The very nature of project cargo represents unique risks that must be confronted at the outset, during the planning stages. “Project cargo usually consists of large, heavy items, often having high centers of gravity,” said John Potter, head of marine and aviation at Antares Underwriting. “They are prone to toppling in transit and during handling.”

Project cargo also includes smaller pieces of equipment, such as computers, which may be critical to the operation. “Weather episodes can knock out a small-sized piece of equipment,” noted Potter. “The lesson is that the criticality of any one item for a project is a significant factor that the underwriter must bear in mind when assessing the risk.”
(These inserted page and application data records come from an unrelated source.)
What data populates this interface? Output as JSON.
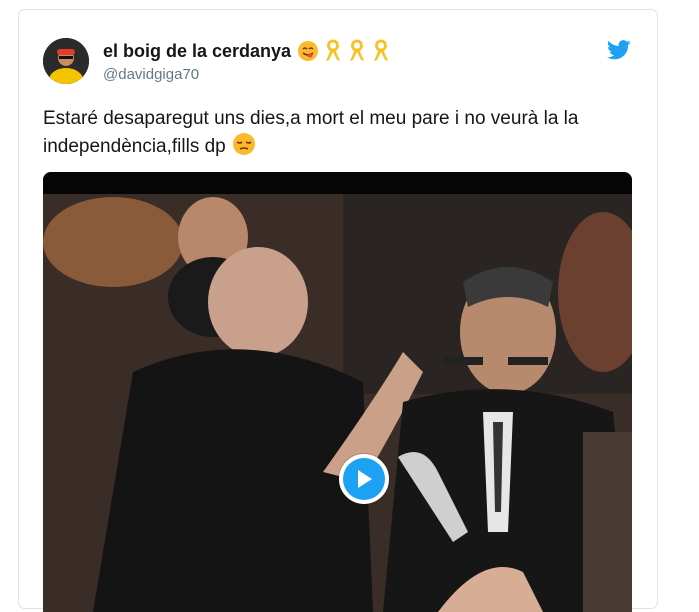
{
  "tweet": {
    "display_name": "el boig de la cerdanya",
    "handle": "@davidgiga70",
    "text": "Estaré desaparegut uns dies,a mort el meu pare i no veurà la la independència,fills dp",
    "name_emojis": [
      "yummy-face-emoji",
      "yellow-ribbon-icon",
      "yellow-ribbon-icon",
      "yellow-ribbon-icon"
    ],
    "text_emoji": "pensive-face-emoji"
  },
  "colors": {
    "brand_blue": "#1da1f2",
    "text": "#14171a",
    "secondary": "#657786",
    "border": "#dfe3e6",
    "ribbon": "#f7c328"
  },
  "media": {
    "type": "video",
    "play_icon": "play-icon"
  }
}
Some risks, such as theft, are lower for project cargo than for ordinary cargo but they are higher during lifting, handling, and general movement, noted Potter. Project Cargo is inherently unstable in transit and the greater claims costs, include “the extra charges involved in establishing whether the cargo has hidden damage, following any impact during transit or in handling.”

There is a significant threat to project cargo from heavy seas, especially when components are carried on deck. Another risk to project loads occurs during road transit, in the adverse camber of the roadway. The sloping of a road from its center to its sides could cause a large load to topple over, noted Potter, “resulting in substantial and expensive repairs, assuming it is not damaged beyond repair.” “If the item in question is critical to the project,” Potter added, “its loss may cause a delay in its completion.”

Collaboration

AGCS’s announcement of an expanded project cargo offering was formed by a partnership between its marine and engineering divisions. This collaboration allows AGCS to provide end-to-end coverage for companies managing unique and complicated risks, ultimately delivering a more comprehensive and fluid transaction under a single policy.

Underwritten by AGCS Marine, the policy is designed to manage risks of exposures such as shipment of equipment and machinery to construction sites; loss or damage of components in transit; DSU loss of income stemming from late or non-arrival of components; and construction all-risk insurance provided by engineering.

“Having a single policy cover both marine and engineering risks provides tremendous benefits such as enhanced risk management and expedited policy issuance and claims resolution,” said Kevin Wolfe, global head for project cargo at AGCS. “We now provide a single point of contact for clients and brokers, which makes it easier to identify whether a loss occurred in transit or during a construction phase. All underwriters and loss adjusters are with one company.”

Combining different risks, such as material loss and consequential loss, into a single policy is advantageous to both underwriters and insureds, noted Schoch. “Preferably they will be written as two sections of the same policy with the loss of profit claim triggered by a loss under the material damage cargo section,” she said. “That way, any condition or warranty imposed by underwriters on the cargo policy will similarly affect the advance loss of profit coverage.”

The alternative, writing two separate policies, one for material damage and the other for economic loss, would cause complications for all concerned. “The insured would have to submit claims separately to two sets of insurers who may not adopt identical positions,” Schoch explained. “With the same underwriters, the claim will be dealt with by one claims department in conjunction with the underwriter who assessed and wrote the risk. An overall view would be adopted minimizing the loss to both insurers.”

Presumably, the efficiencies occasioned by combining risks into a single policy should allow insurers to give their customers a break on the premiums. Still, project insurance will remain more expensive than other cargo policies.

“Project cargo produces very expensive losses,” said Potter, “so maximum premium income must be generated.”